### EXCERPTED DATA

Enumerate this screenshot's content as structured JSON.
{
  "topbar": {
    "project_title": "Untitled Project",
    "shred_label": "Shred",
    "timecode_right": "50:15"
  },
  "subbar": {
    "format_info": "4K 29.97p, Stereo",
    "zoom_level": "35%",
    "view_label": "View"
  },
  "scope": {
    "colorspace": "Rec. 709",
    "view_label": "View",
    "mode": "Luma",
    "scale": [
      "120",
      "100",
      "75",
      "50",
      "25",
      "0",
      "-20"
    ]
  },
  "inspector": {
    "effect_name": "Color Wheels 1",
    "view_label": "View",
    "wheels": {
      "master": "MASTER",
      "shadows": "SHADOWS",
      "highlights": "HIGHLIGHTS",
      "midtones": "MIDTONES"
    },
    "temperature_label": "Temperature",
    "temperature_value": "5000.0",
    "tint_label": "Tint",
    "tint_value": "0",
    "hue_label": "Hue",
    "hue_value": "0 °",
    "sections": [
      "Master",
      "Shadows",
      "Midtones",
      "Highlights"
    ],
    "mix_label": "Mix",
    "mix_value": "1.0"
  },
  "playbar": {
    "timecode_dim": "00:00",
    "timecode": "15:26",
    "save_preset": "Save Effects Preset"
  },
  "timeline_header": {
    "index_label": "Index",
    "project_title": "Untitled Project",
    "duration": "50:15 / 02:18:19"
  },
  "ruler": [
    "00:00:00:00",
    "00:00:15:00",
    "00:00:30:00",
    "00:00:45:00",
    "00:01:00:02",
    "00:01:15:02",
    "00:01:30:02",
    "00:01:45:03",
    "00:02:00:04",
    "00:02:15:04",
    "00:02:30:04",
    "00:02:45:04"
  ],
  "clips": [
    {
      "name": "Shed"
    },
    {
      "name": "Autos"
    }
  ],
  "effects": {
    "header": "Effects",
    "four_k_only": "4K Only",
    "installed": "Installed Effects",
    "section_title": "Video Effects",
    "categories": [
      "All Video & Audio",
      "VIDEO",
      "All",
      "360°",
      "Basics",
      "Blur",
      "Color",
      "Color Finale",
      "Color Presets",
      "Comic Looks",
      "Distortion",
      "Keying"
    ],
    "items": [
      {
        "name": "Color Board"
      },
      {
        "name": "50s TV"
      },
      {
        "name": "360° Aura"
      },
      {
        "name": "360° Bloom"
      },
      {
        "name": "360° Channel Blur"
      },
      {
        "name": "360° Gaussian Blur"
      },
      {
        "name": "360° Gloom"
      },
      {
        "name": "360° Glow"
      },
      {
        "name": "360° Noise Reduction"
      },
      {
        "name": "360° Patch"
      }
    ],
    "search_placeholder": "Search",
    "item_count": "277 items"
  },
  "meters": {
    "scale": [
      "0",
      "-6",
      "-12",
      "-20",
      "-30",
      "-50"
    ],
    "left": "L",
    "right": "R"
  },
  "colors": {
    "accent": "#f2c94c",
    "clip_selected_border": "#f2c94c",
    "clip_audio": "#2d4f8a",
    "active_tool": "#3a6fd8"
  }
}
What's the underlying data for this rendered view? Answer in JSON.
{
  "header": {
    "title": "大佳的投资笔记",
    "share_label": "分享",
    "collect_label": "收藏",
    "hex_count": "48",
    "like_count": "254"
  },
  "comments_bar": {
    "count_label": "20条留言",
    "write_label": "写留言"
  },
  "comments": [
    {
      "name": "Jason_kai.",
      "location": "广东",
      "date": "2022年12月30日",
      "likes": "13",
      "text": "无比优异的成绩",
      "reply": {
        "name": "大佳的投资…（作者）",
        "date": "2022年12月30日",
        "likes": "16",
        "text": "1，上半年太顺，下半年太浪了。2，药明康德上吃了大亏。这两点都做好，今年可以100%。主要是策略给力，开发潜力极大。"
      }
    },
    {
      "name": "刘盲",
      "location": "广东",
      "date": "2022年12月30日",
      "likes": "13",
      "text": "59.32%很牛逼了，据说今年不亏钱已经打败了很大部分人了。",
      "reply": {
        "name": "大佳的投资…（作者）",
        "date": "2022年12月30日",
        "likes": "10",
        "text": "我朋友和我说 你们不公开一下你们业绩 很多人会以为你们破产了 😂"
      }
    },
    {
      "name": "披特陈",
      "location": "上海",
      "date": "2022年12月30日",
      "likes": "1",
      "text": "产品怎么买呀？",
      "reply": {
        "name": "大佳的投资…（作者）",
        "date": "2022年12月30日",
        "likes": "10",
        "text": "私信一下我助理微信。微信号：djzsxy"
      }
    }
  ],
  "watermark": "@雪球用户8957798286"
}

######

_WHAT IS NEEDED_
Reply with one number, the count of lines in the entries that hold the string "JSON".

_EXERCISE ANSWER_
2